Excerpts from an interface dataset:

Start of Block

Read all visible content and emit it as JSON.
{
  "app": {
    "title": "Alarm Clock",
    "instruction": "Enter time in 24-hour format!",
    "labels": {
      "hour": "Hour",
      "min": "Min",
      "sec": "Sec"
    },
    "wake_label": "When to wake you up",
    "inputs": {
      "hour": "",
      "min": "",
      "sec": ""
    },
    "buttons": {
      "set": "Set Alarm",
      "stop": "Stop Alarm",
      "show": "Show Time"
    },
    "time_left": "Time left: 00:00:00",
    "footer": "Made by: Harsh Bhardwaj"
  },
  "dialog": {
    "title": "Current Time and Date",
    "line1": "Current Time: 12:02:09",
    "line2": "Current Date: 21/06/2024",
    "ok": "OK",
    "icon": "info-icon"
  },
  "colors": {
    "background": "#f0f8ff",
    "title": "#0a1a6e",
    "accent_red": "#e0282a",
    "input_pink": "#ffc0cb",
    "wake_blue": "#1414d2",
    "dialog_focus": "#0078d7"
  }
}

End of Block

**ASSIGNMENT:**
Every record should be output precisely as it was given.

**ANSWER TO THE PROBLEM:**
Read all visible content and emit it as JSON.
{
  "app": {
    "title": "Alarm Clock",
    "instruction": "Enter time in 24-hour format!",
    "labels": {
      "hour": "Hour",
      "min": "Min",
      "sec": "Sec"
    },
    "wake_label": "When to wake you up",
    "inputs": {
      "hour": "",
      "min": "",
      "sec": ""
    },
    "buttons": {
      "set": "Set Alarm",
      "stop": "Stop Alarm",
      "show": "Show Time"
    },
    "time_left": "Time left: 00:00:00",
    "footer": "Made by: Harsh Bhardwaj"
  },
  "dialog": {
    "title": "Current Time and Date",
    "line1": "Current Time: 12:02:09",
    "line2": "Current Date: 21/06/2024",
    "ok": "OK",
    "icon": "info-icon"
  },
  "colors": {
    "background": "#f0f8ff",
    "title": "#0a1a6e",
    "accent_red": "#e0282a",
    "input_pink": "#ffc0cb",
    "wake_blue": "#1414d2",
    "dialog_focus": "#0078d7"
  }
}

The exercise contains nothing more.